Which makes her an odd casting choice for the 4th remake of Invasion of the Body Snatchers (1956), now simply titled The Invasion (2007).  Starring along with Daniel Craig, who had just made his debut in Casino Royale one year earlier, The Invasion moves the story to DC in a big budget post 9-11, post-Katrina, and post X-Files world.  By post X-Files I mean we have come to expect shadowy government agencies, larger alien and/or world government conspiracy arcs, and a general disappointment in or outright distrust of authority figures.
The movie has a great cold open; Nicole Kidman desperately searching for Adderall and Clozapine in a looted pharmacy, with sounds of civil unrest outside before downing a handful of pills and chugging a 2 liter bottle of Mountain Dew.  You should know by now what happens if you fall asleep.
Nicole Kidman is psychiatrist Dr. Carrol Bennel, which is a nice nod to the original Dr. Miles Bennell from 1956.  She’s a single mom in a custody battle with her CDC ex-husband, who has just discovered alien spores in the wreckage of a space shuttle crash.  Daniel Craig her handsome co-worker Dr. Ben Driscoll, and Veronica Cartwright from the 1978 remake appears in an extended, histrionic cameo as one of her patients, complaining that her husband his not her husband.
The alien invasion starts as a virus or infection passed through food before taking over the host and turning them into unemotional zombies (I should have added post-28 Days Later to that introduction).  There was a last-minute script tune-up by The Wachowskis, and a second director, James McTieigue, was brought in, presumably to add more car chases and explosions.  The Invasion devolves into a different kind of zombie apocalypse, a quieter one of assimilation and conformity.  One of the only remaining thematic elements of the original movie (besides the best one, falling asleep) is tricking the aliens by remaining calm, always difficult to maintain amidst scenes of public suicide and civil unrest.

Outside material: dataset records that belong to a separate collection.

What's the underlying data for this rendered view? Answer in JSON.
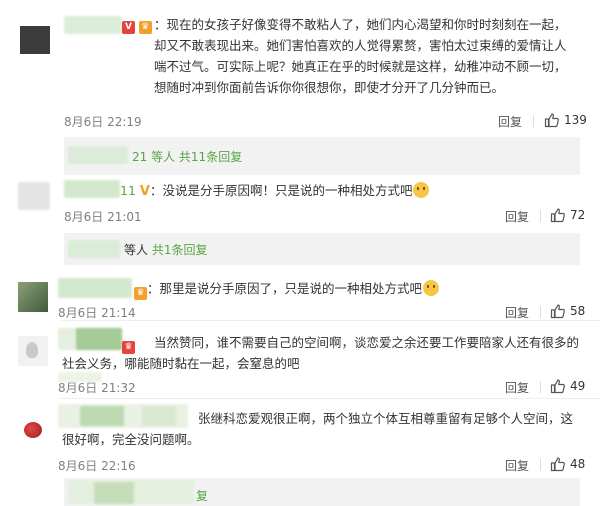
{
  "comments": [
    {
      "text": "：现在的女孩子好像变得不敢粘人了，她们内心渴望和你时时刻刻在一起，却又不敢表现出来。她们害怕喜欢的人觉得累赘，害怕太过束缚的爱情让人喘不过气。可实际上呢？她真正在乎的时候就是这样，幼稚冲动不顾一切，想随时冲到你面前告诉你你很想你，即使才分开了几分钟而已。",
      "time": "8月6日 22:19",
      "reply_label": "回复",
      "likes": "139"
    },
    {
      "text": "：没说是分手原因啊！只是说的一种相处方式吧",
      "time": "8月6日 21:01",
      "reply_label": "回复",
      "likes": "72"
    },
    {
      "text": "：那里是说分手原因了，只是说的一种相处方式吧",
      "time": "8月6日 21:14",
      "reply_label": "回复",
      "likes": "58"
    },
    {
      "text": "当然赞同，谁不需要自己的空间啊，谈恋爱之余还要工作要陪家人还有很多的社会义务，哪能随时黏在一起，会窒息的吧",
      "time": "8月6日 21:32",
      "reply_label": "回复",
      "likes": "49"
    },
    {
      "text": "张继科恋爱观很正啊，两个独立个体互相尊重留有足够个人空间，这很好啊，完全没问题啊。",
      "time": "8月6日 22:16",
      "reply_label": "回复",
      "likes": "48"
    }
  ],
  "reply_boxes": [
    {
      "count_prefix": "21 等人",
      "link": "共11条回复"
    },
    {
      "count_prefix": "等人",
      "link": "共1条回复"
    },
    {
      "count_prefix": "",
      "link": "复"
    }
  ],
  "user_fragments": {
    "c2_name_tail": "11",
    "c2_badge": "V"
  },
  "colors": {
    "link_green": "#57a545",
    "like_icon": "#555555",
    "reply_bg": "#f2f2f2"
  }
}
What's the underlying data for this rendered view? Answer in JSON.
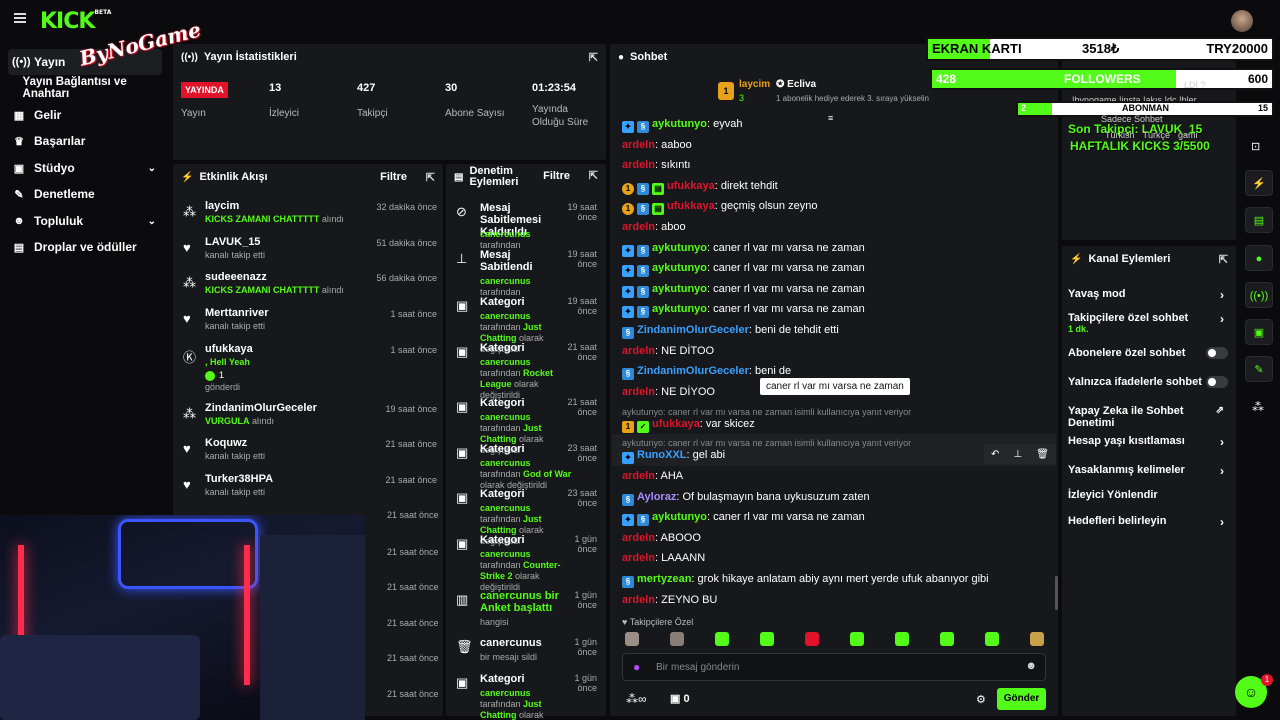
{
  "brand": {
    "logo": "KICK",
    "logo_sup": "BETA",
    "watermark": "ByNoGame"
  },
  "sidebar": [
    {
      "label": "Yayın",
      "icon": "broadcast-icon"
    },
    {
      "label": "Yayın Bağlantısı ve Anahtarı",
      "icon": ""
    },
    {
      "label": "Gelir",
      "icon": "chart-icon"
    },
    {
      "label": "Başarılar",
      "icon": "trophy-icon"
    },
    {
      "label": "Stüdyo",
      "icon": "studio-icon"
    },
    {
      "label": "Denetleme",
      "icon": "wrench-icon"
    },
    {
      "label": "Topluluk",
      "icon": "community-icon"
    },
    {
      "label": "Droplar ve ödüller",
      "icon": "gift-icon"
    }
  ],
  "stats": {
    "title": "Yayın İstatistikleri",
    "live_badge": "YAYINDA",
    "live_label": "Yayın",
    "viewers": "13",
    "viewers_label": "İzleyici",
    "followers": "427",
    "followers_label": "Takipçi",
    "subs": "30",
    "subs_label": "Abone Sayısı",
    "uptime": "01:23:54",
    "uptime_label": "Yayında Olduğu Süre"
  },
  "activity": {
    "title": "Etkinlik Akışı",
    "filter": "Filtre",
    "items": [
      {
        "name": "laycim",
        "sub": "KICKS ZAMANI CHATTTTT",
        "suffix": " alındı",
        "time": "32 dakika önce",
        "icon": "kicks-icon"
      },
      {
        "name": "LAVUK_15",
        "sub": "kanalı takip etti",
        "suffix": "",
        "time": "51 dakika önce",
        "icon": "heart-icon"
      },
      {
        "name": "sudeeenazz",
        "sub": "KICKS ZAMANI CHATTTTT",
        "suffix": " alındı",
        "time": "56 dakika önce",
        "icon": "kicks-icon"
      },
      {
        "name": "Merttanriver",
        "sub": "kanalı takip etti",
        "suffix": "",
        "time": "1 saat önce",
        "icon": "heart-icon"
      },
      {
        "name": "ufukkaya",
        "sub": ", Hell Yeah",
        "suffix": "",
        "time": "1 saat önce",
        "icon": "kick-icon"
      },
      {
        "name": "ZindanimOlurGeceler",
        "sub": "VURGULA",
        "suffix": " alındı",
        "time": "19 saat önce",
        "icon": "kicks-icon"
      },
      {
        "name": "Koquwz",
        "sub": "kanalı takip etti",
        "suffix": "",
        "time": "21 saat önce",
        "icon": "heart-icon"
      },
      {
        "name": "Turker38HPA",
        "sub": "kanalı takip etti",
        "suffix": "",
        "time": "21 saat önce",
        "icon": "heart-icon"
      }
    ],
    "ufuk_extra": "1",
    "ufuk_sent": "gönderdi",
    "hidden_times": [
      "21 saat önce",
      "21 saat önce",
      "21 saat önce",
      "21 saat önce",
      "21 saat önce",
      "21 saat önce"
    ]
  },
  "moderation": {
    "title": "Denetim Eylemleri",
    "filter": "Filtre",
    "items": [
      {
        "name": "Mesaj Sabitlemesi Kaldırıldı",
        "time": "19 saat önce",
        "by": "canercunus",
        "rest": " tarafından",
        "icon": "unpin-icon"
      },
      {
        "name": "Mesaj Sabitlendi",
        "time": "19 saat önce",
        "by": "canercunus",
        "rest": " tarafından",
        "icon": "pin-icon"
      },
      {
        "name": "Kategori",
        "time": "19 saat önce",
        "by": "canercunus",
        "rest": " tarafından ",
        "cat": "Just Chatting",
        "tail": " olarak değiştirildi",
        "icon": "category-icon"
      },
      {
        "name": "Kategori",
        "time": "21 saat önce",
        "by": "canercunus",
        "rest": " tarafından ",
        "cat": "Rocket League",
        "tail": " olarak değiştirildi",
        "icon": "category-icon"
      },
      {
        "name": "Kategori",
        "time": "21 saat önce",
        "by": "canercunus",
        "rest": " tarafından ",
        "cat": "Just Chatting",
        "tail": " olarak değiştirildi",
        "icon": "category-icon"
      },
      {
        "name": "Kategori",
        "time": "23 saat önce",
        "by": "canercunus",
        "rest": " tarafından ",
        "cat": "God of War",
        "tail": " olarak değiştirildi",
        "icon": "category-icon"
      },
      {
        "name": "Kategori",
        "time": "23 saat önce",
        "by": "canercunus",
        "rest": " tarafından ",
        "cat": "Just Chatting",
        "tail": " olarak değiştirildi",
        "icon": "category-icon"
      },
      {
        "name": "Kategori",
        "time": "1 gün önce",
        "by": "canercunus",
        "rest": " tarafından ",
        "cat": "Counter-Strike 2",
        "tail": " olarak değiştirildi",
        "icon": "category-icon"
      },
      {
        "name": "canercunus bir Anket başlattı",
        "time": "1 gün önce",
        "by": "",
        "rest": "hangisi",
        "icon": "poll-icon"
      },
      {
        "name": "canercunus",
        "time": "1 gün önce",
        "by": "",
        "rest": "bir mesajı sildi",
        "icon": "trash-icon"
      },
      {
        "name": "Kategori",
        "time": "1 gün önce",
        "by": "canercunus",
        "rest": " tarafından ",
        "cat": "Just Chatting",
        "tail": " olarak değiştirildi",
        "icon": "category-icon"
      }
    ]
  },
  "chat": {
    "title": "Sohbet",
    "top_user": "laycim",
    "top_count": "3",
    "gift_user": "Ecliva",
    "gift_text": "1 abonelik hediye ederek 3. sıraya yükselin",
    "messages": [
      {
        "user": "aykutunyo",
        "text": "eyvah",
        "color": "#53fc18",
        "badges": [
          "mod",
          "sub"
        ]
      },
      {
        "user": "ardeln",
        "text": "aaboo",
        "color": "#e0132a",
        "badges": []
      },
      {
        "user": "ardeln",
        "text": "sıkıntı",
        "color": "#e0132a",
        "badges": []
      },
      {
        "user": "ufukkaya",
        "text": "direkt tehdit",
        "color": "#e0132a",
        "badges": [
          "gold",
          "sub",
          "gift"
        ]
      },
      {
        "user": "ufukkaya",
        "text": "geçmiş olsun zeyno",
        "color": "#e0132a",
        "badges": [
          "gold",
          "sub",
          "gift"
        ]
      },
      {
        "user": "ardeln",
        "text": "aboo",
        "color": "#e0132a",
        "badges": []
      },
      {
        "user": "aykutunyo",
        "text": "caner rl var mı varsa ne zaman",
        "color": "#53fc18",
        "badges": [
          "mod",
          "sub"
        ]
      },
      {
        "user": "aykutunyo",
        "text": "caner rl var mı varsa ne zaman",
        "color": "#53fc18",
        "badges": [
          "mod",
          "sub"
        ]
      },
      {
        "user": "aykutunyo",
        "text": "caner rl var mı varsa ne zaman",
        "color": "#53fc18",
        "badges": [
          "mod",
          "sub"
        ]
      },
      {
        "user": "aykutunyo",
        "text": "caner rl var mı varsa ne zaman",
        "color": "#53fc18",
        "badges": [
          "mod",
          "sub"
        ]
      },
      {
        "user": "ZindanimOlurGeceler",
        "text": "beni de tehdit etti",
        "color": "#3aa0ff",
        "badges": [
          "sub"
        ]
      },
      {
        "user": "ardeln",
        "text": "NE DİTOO",
        "color": "#e0132a",
        "badges": []
      },
      {
        "user": "ZindanimOlurGeceler",
        "text": "beni de",
        "color": "#3aa0ff",
        "badges": [
          "sub"
        ]
      },
      {
        "user": "ardeln",
        "text": "NE DİYOO",
        "color": "#e0132a",
        "badges": []
      }
    ],
    "tooltip": "caner rl var mı varsa ne zaman",
    "reply1": "aykutunyo: caner rl var mı varsa ne zaman isimli kullanıcıya yanıt veriyor",
    "reply_msg1": {
      "user": "ufukkaya",
      "text": "var skicez"
    },
    "reply2": "aykutunyo: caner rl var mı varsa ne zaman isimli kullanıcıya yanıt veriyor",
    "reply_msg2": {
      "user": "RunoXXL",
      "text": "gel abi"
    },
    "messages2": [
      {
        "user": "ardeln",
        "text": "AHA",
        "color": "#e0132a",
        "badges": []
      },
      {
        "user": "Ayloraz",
        "text": "Of bulaşmayın bana uykusuzum zaten",
        "color": "#a98cff",
        "badges": [
          "sub"
        ]
      },
      {
        "user": "aykutunyo",
        "text": "caner rl var mı varsa ne zaman",
        "color": "#53fc18",
        "badges": [
          "mod",
          "sub"
        ]
      },
      {
        "user": "ardeln",
        "text": "ABOOO",
        "color": "#e0132a",
        "badges": []
      },
      {
        "user": "ardeln",
        "text": "LAAANN",
        "color": "#e0132a",
        "badges": []
      },
      {
        "user": "mertyzean",
        "text": "grok hikaye anlatam abiy aynı mert yerde ufuk abanıyor gibi",
        "color": "#53fc18",
        "badges": [
          "sub"
        ]
      },
      {
        "user": "ardeln",
        "text": "ZEYNO BU",
        "color": "#e0132a",
        "badges": []
      }
    ],
    "followers_only": "Takipçilere Özel",
    "input_placeholder": "Bir mesaj gönderin",
    "points": "0",
    "infinity": "∞",
    "send": "Gönder"
  },
  "overlay": {
    "ekran_label": "EKRAN KARTI",
    "ekran_value": "3518₺",
    "ekran_goal": "TRY20000",
    "followers_count": "428",
    "followers_label": "FOLLOWERS",
    "followers_goal": "600",
    "sub_now": "2",
    "sub_label": "ABONMAN",
    "sub_goal": "15",
    "last_follower": "Son Takipçi: LAVUK_15",
    "weekly_kicks": "HAFTALIK KICKS 3/5500",
    "partial_text": "LDİ ?",
    "partial_text2": "!bynogame !insta !akıs !dc !bler...",
    "tags": [
      "Türkish",
      "Türkçe",
      "gami"
    ],
    "subs_only": "Sadece Sohbet"
  },
  "channel": {
    "title": "Kanal Eylemleri",
    "items": [
      {
        "label": "Yavaş mod",
        "type": "chev"
      },
      {
        "label": "Takipçilere özel sohbet",
        "type": "chev",
        "sub": "1 dk."
      },
      {
        "label": "Abonelere özel sohbet",
        "type": "toggle"
      },
      {
        "label": "Yalnızca ifadelerle sohbet",
        "type": "toggle"
      },
      {
        "label": "Yapay Zeka ile Sohbet Denetimi",
        "type": "ext"
      },
      {
        "label": "Hesap yaşı kısıtlaması",
        "type": "chev"
      },
      {
        "label": "Yasaklanmış kelimeler",
        "type": "chev"
      },
      {
        "label": "İzleyici Yönlendir",
        "type": "none"
      },
      {
        "label": "Hedefleri belirleyin",
        "type": "chev"
      }
    ]
  },
  "support_badge": "1",
  "colors": {
    "accent": "#53fc18",
    "live": "#e0132a",
    "panel": "#17181b",
    "bg": "#0b0b0d"
  }
}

The body doubles are gone, hence the shorter title.  The movie has a nice sense of paranoia and is genuinely creepy in places, thanks to Nicole Kidman’s natural charisma and star power.  We care about Nicole Kidman as an audience; we’re invested in her well-being and her story, and I think over time history will be kinder to this remake than the critics have been so far.

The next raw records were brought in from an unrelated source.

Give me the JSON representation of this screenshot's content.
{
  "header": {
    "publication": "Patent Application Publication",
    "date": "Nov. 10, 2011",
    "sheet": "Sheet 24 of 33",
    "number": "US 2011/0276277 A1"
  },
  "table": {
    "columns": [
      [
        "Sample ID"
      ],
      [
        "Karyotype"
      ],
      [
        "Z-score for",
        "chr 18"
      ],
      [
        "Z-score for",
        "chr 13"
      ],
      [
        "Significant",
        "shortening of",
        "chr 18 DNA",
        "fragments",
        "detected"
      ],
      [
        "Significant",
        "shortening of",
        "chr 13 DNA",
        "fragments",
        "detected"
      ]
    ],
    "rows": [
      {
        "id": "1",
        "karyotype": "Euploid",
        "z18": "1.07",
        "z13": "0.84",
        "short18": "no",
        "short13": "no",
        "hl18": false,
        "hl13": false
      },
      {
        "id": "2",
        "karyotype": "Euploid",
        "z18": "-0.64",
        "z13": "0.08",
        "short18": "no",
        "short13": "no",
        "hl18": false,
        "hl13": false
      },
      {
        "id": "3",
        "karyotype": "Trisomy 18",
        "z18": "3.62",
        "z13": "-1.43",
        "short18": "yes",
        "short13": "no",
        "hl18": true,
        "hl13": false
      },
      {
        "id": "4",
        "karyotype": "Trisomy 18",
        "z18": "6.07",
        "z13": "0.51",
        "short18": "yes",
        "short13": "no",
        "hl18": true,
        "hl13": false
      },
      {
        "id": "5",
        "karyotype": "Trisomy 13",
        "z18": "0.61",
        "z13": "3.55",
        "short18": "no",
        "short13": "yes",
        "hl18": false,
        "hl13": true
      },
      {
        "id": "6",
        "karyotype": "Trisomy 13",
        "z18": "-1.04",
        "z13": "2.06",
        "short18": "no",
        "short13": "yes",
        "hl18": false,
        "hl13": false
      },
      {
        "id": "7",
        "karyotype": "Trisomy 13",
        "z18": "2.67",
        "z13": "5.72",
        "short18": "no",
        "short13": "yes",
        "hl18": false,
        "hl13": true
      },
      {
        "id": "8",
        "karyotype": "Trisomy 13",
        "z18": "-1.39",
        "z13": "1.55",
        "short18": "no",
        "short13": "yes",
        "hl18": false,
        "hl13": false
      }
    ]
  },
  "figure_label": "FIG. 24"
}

my first novel? thanks for asking:) I wrote a 4 book supernatural martial arts series concerning the ongoing feud between a group of kung-fu killer witches in san francsico’s chinatown.